# Exercise brief
For this task, copy all of the data below exactly and skip the pictures.

:: Records for this task ::

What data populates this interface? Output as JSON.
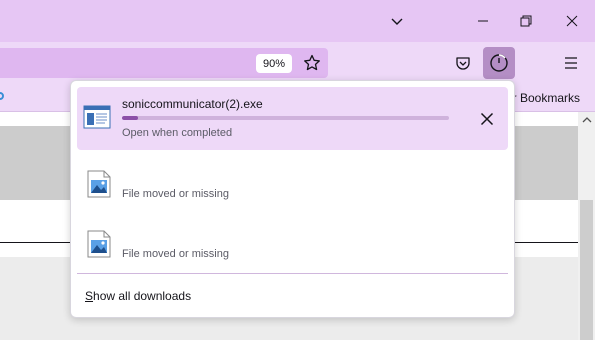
{
  "window": {
    "controls": [
      "chevron-down-icon",
      "minimize-icon",
      "restore-icon",
      "close-icon"
    ]
  },
  "toolbar": {
    "zoom_label": "90%",
    "icons": [
      "star-icon",
      "pocket-icon",
      "downloads-icon",
      "menu-icon"
    ]
  },
  "bookmarks": {
    "other_label": "er Bookmarks"
  },
  "downloads_panel": {
    "items": [
      {
        "filename": "soniccommunicator(2).exe",
        "status": "Open when completed",
        "progress": 0.05,
        "icon": "exe-file-icon"
      },
      {
        "filename": "",
        "status": "File moved or missing",
        "icon": "image-file-icon"
      },
      {
        "filename": "",
        "status": "File moved or missing",
        "icon": "image-file-icon"
      }
    ],
    "show_all_first": "S",
    "show_all_rest": "how all downloads"
  },
  "colors": {
    "titlebar": "#e6c6f4",
    "toolbar": "#eed9f8",
    "active_item": "#eed9f8",
    "progress": "#8c4fa8"
  }
}
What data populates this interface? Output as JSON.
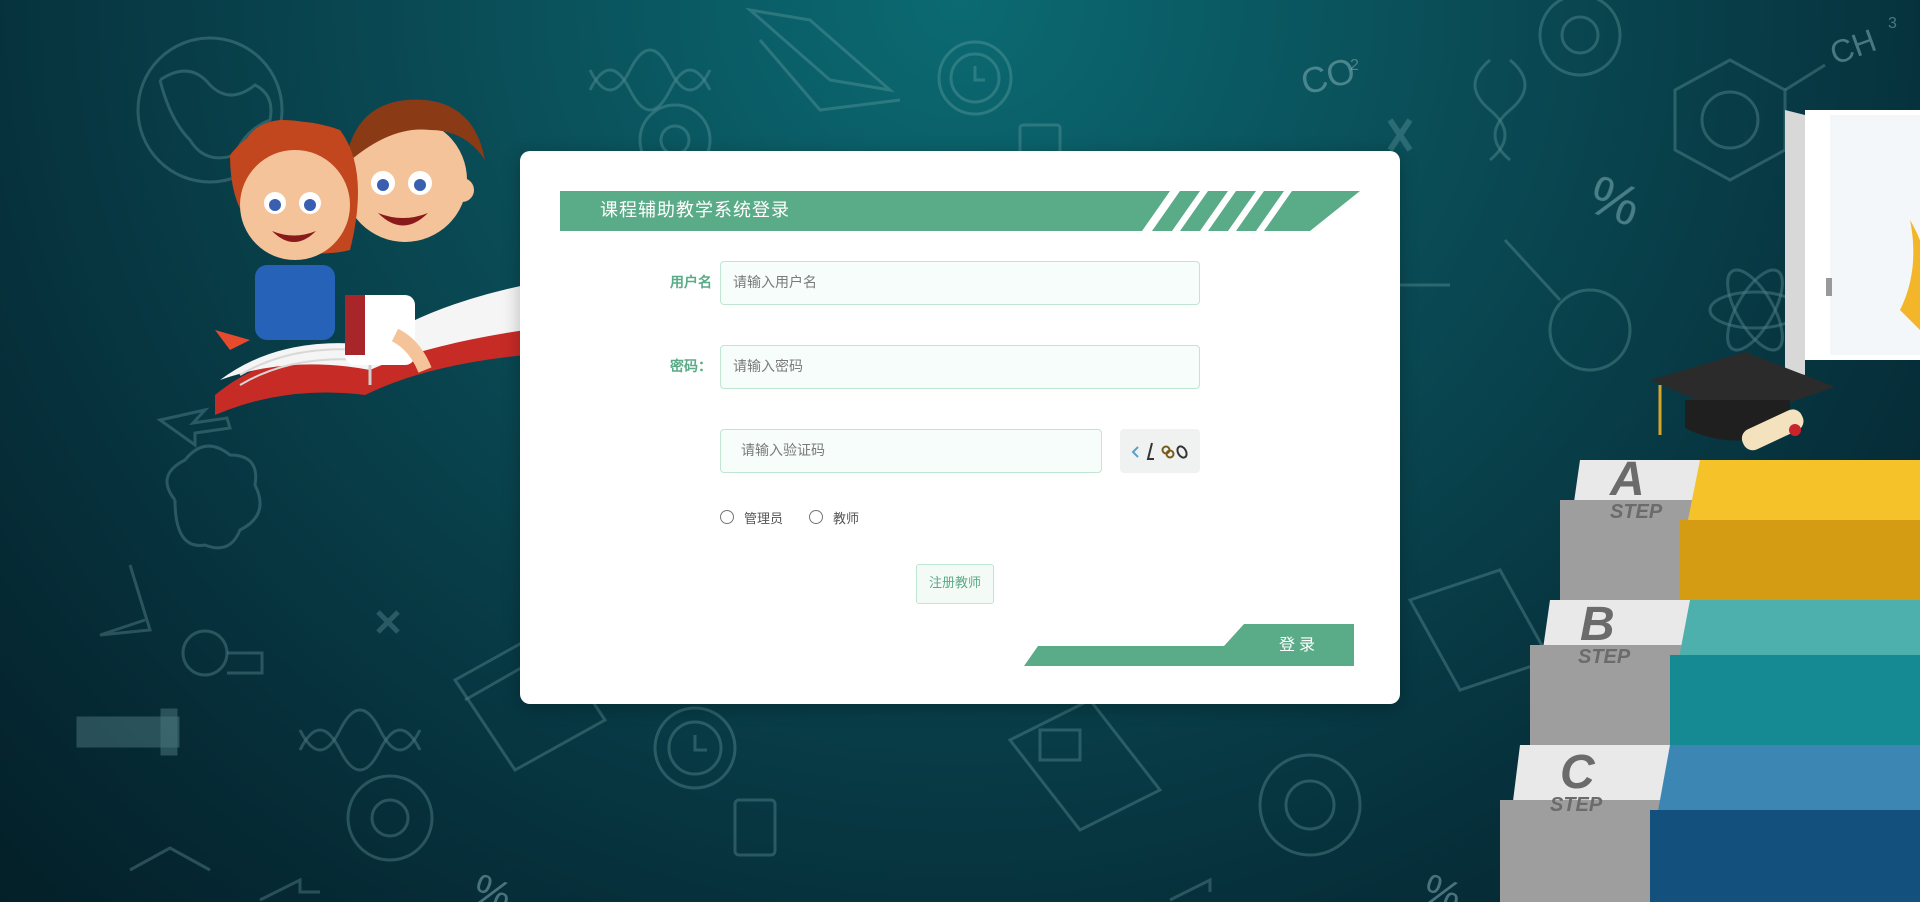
{
  "header": {
    "title": "课程辅助教学系统登录"
  },
  "form": {
    "username": {
      "label": "用户名",
      "placeholder": "请输入用户名"
    },
    "password": {
      "label": "密码：",
      "placeholder": "请输入密码"
    },
    "captcha": {
      "placeholder": "请输入验证码",
      "image_text": "<L%0"
    },
    "roles": [
      {
        "label": "管理员",
        "selected": false
      },
      {
        "label": "教师",
        "selected": false
      }
    ],
    "register_label": "注册教师",
    "login_label": "登录"
  },
  "steps": [
    {
      "letter": "A",
      "word": "STEP"
    },
    {
      "letter": "B",
      "word": "STEP"
    },
    {
      "letter": "C",
      "word": "STEP"
    }
  ],
  "background_symbols": {
    "co2": "CO",
    "co2_sub": "2",
    "ch3": "CH",
    "ch3_sub": "3",
    "percent": "%"
  },
  "colors": {
    "accent": "#5aab87",
    "background": "#0a4e58",
    "card": "#ffffff"
  }
}
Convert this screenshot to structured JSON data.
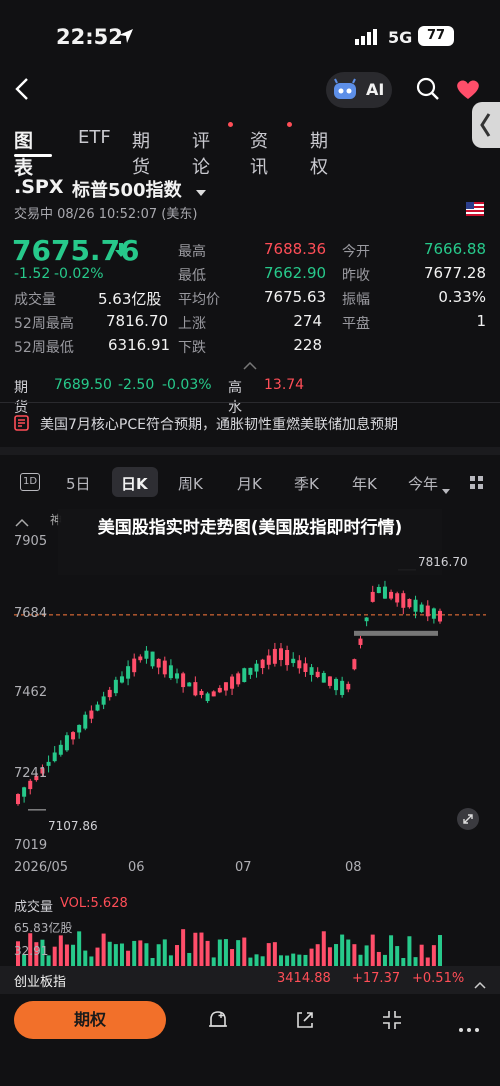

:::

# Solution for this task
What data populates this interface? Output as JSON.
{
  "window": {
    "controls": [
      "chevron-down-icon",
      "minimize-icon",
      "restore-icon",
      "close-icon"
    ]
  },
  "toolbar": {
    "zoom_label": "90%",
    "icons": [
      "star-icon",
      "pocket-icon",
      "downloads-icon",
      "menu-icon"
    ]
  },
  "bookmarks": {
    "other_label": "er Bookmarks"
  },
  "downloads_panel": {
    "items": [
      {
        "filename": "soniccommunicator(2).exe",
        "status": "Open when completed",
        "progress": 0.05,
        "icon": "exe-file-icon"
      },
      {
        "filename": "",
        "status": "File moved or missing",
        "icon": "image-file-icon"
      },
      {
        "filename": "",
        "status": "File moved or missing",
        "icon": "image-file-icon"
      }
    ],
    "show_all_first": "S",
    "show_all_rest": "how all downloads"
  },
  "colors": {
    "titlebar": "#e6c6f4",
    "toolbar": "#eed9f8",
    "active_item": "#eed9f8",
    "progress": "#8c4fa8"
  }
}
What data populates this interface? Output as JSON.
{
  "header": {
    "title": "课程辅助教学系统登录"
  },
  "form": {
    "username": {
      "label": "用户名",
      "placeholder": "请输入用户名"
    },
    "password": {
      "label": "密码：",
      "placeholder": "请输入密码"
    },
    "captcha": {
      "placeholder": "请输入验证码",
      "image_text": "<L%0"
    },
    "roles": [
      {
        "label": "管理员",
        "selected": false
      },
      {
        "label": "教师",
        "selected": false
      }
    ],
    "register_label": "注册教师",
    "login_label": "登录"
  },
  "steps": [
    {
      "letter": "A",
      "word": "STEP"
    },
    {
      "letter": "B",
      "word": "STEP"
    },
    {
      "letter": "C",
      "word": "STEP"
    }
  ],
  "background_symbols": {
    "co2": "CO",
    "co2_sub": "2",
    "ch3": "CH",
    "ch3_sub": "3",
    "percent": "%"
  },
  "colors": {
    "accent": "#5aab87",
    "background": "#0a4e58",
    "card": "#ffffff"
  }
}
Convert this screenshot to structured JSON data.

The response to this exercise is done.